Overall, students and teachers feel motivated through content and language integrated learning experiences because they offer possibilities to use the language meaningfully by learning new contents through the language. Within language-driven models, motivation may also increase because topics, lesson dynamics and materials are negotiated in such a way that students are willing to learn because they have been active participants in the process.
The current ELT global coursebook market has embraced CLIL as a weak form of bilingual education and an innovative component to include in General English coursebooks for EFL contexts. In this paper I investigate how CLIL is included in ELT coursebooks aimed at teenaged learners, available to teachers in Argentina. My study is based on the content analysis of four series which include a section advertised as CLIL-oriented.

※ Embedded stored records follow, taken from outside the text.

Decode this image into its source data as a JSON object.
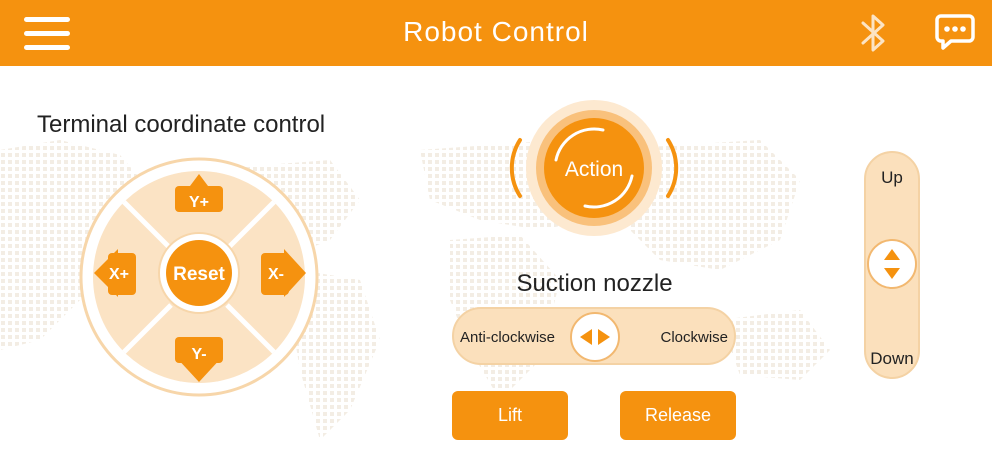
{
  "header": {
    "title": "Robot Control",
    "menu_icon": "hamburger-menu-icon",
    "bluetooth_icon": "bluetooth-icon",
    "message_icon": "chat-bubble-icon"
  },
  "terminal": {
    "label": "Terminal coordinate control",
    "y_plus": "Y+",
    "y_minus": "Y-",
    "x_plus": "X+",
    "x_minus": "X-",
    "reset": "Reset"
  },
  "action": {
    "label": "Action"
  },
  "suction": {
    "label": "Suction nozzle",
    "anticlockwise": "Anti-clockwise",
    "clockwise": "Clockwise"
  },
  "buttons": {
    "lift": "Lift",
    "release": "Release"
  },
  "vertical": {
    "up": "Up",
    "down": "Down"
  },
  "colors": {
    "accent": "#f5920f",
    "light_accent": "#fbe0bc",
    "border_accent": "#f2b870"
  }
}
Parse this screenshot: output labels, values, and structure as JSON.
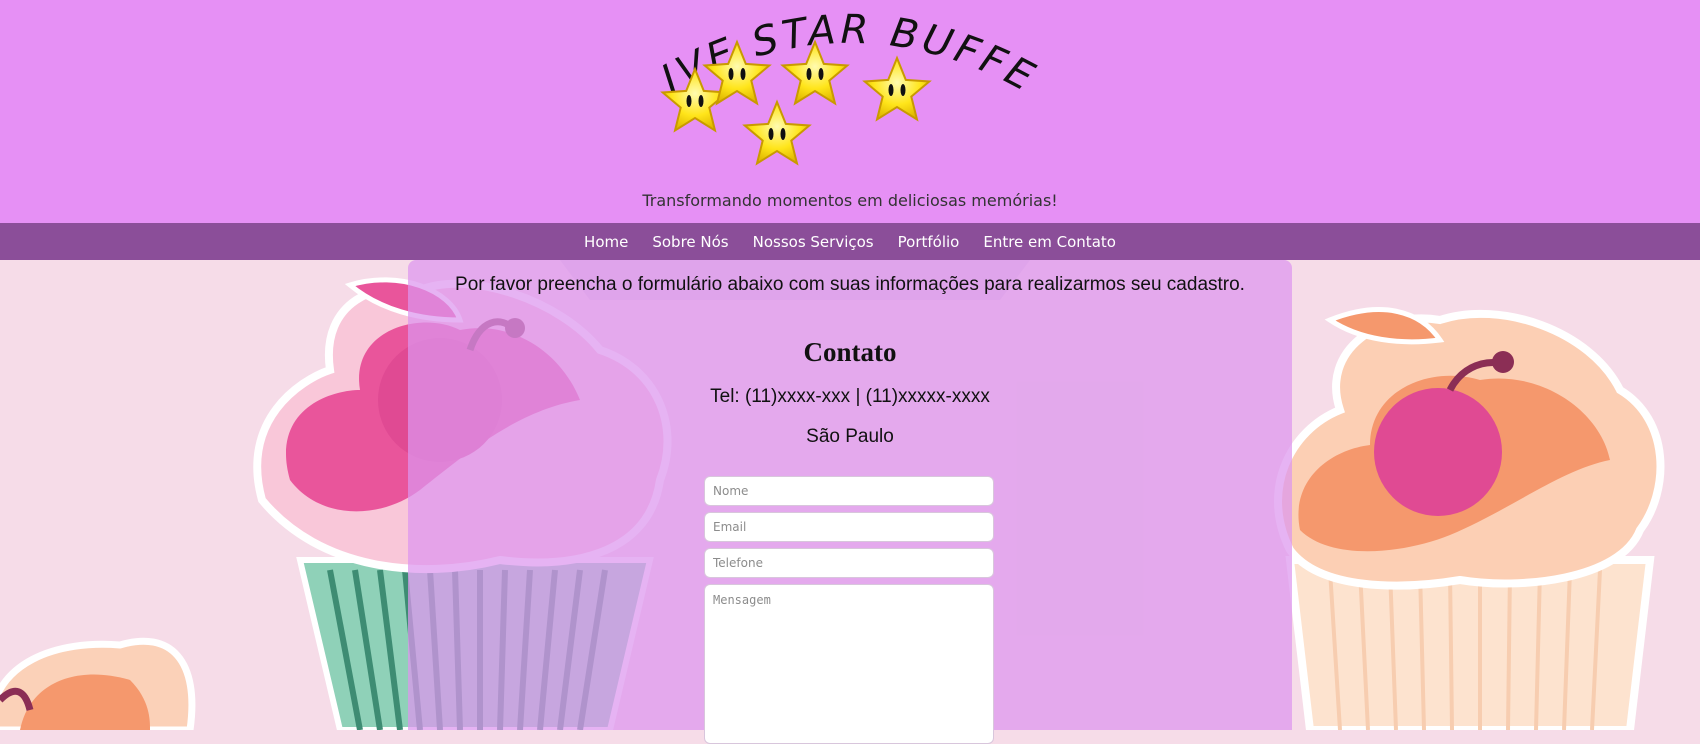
{
  "header": {
    "logo_text": "FIVE STAR BUFFET",
    "tagline": "Transformando momentos em deliciosas memórias!"
  },
  "nav": {
    "items": [
      "Home",
      "Sobre Nós",
      "Nossos Serviços",
      "Portfólio",
      "Entre em Contato"
    ]
  },
  "contact": {
    "intro": "Por favor preencha o formulário abaixo com suas informações para realizarmos seu cadastro.",
    "title": "Contato",
    "phone": "Tel: (11)xxxx-xxx | (11)xxxxx-xxxx",
    "city": "São Paulo"
  },
  "form": {
    "name_placeholder": "Nome",
    "email_placeholder": "Email",
    "phone_placeholder": "Telefone",
    "message_placeholder": "Mensagem"
  },
  "colors": {
    "header_bg": "#e690f5",
    "nav_bg": "#8b4e99",
    "page_bg": "#f6dce8",
    "panel_bg": "#dc96ee",
    "star": "#ffe51a"
  }
}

Here's the abstract of a paper I've recently published in Studies in Second Language Learning and Teaching: 111Studies in Second Language Learning and TeachingDepartment of English Studies, Faculty of Pedagogy and Fine Arts, Adam Mickiewicz University, KaliszSSLLT 2 (1).
This post is just to share with you a review article I've published in the Latin American CLIL Journal.
In general, teachers believed that practice should play a more important role in ILTE programmes. For current programmes in Argentina, this would mean the extension of the practicum and the incorporation of more teaching opportunities, micro-teaching for example, during the four years of the course.
What balance between theory and practice do you think is best in a training programme? Explain.
Theory: __________% because…
Practice: __________% because…
Models of teaching
Wallace (1991) explains that professional expertise in language teacher education can be reached through three models
The craft model
Conceptions of teaching
In an article which looks at this division and the conceptions of teaching which underpin this issue, Freeman and Richards (1993) come up with a further distinction. They base their tripartite classification on Zahorik (1986 in Freeman and Richards 1993).
But, what about all those teachers who have been teaching for more than ten or twenty years? In addition, we can find teachers who are 'native' speakers in the sense that English is their L1 but who have no formal qualifications in either English or teaching foreign languages. In addition, we can also meet teachers with vast experience in the ELT field, but whose degrees are in translation or hold honours degrees in English.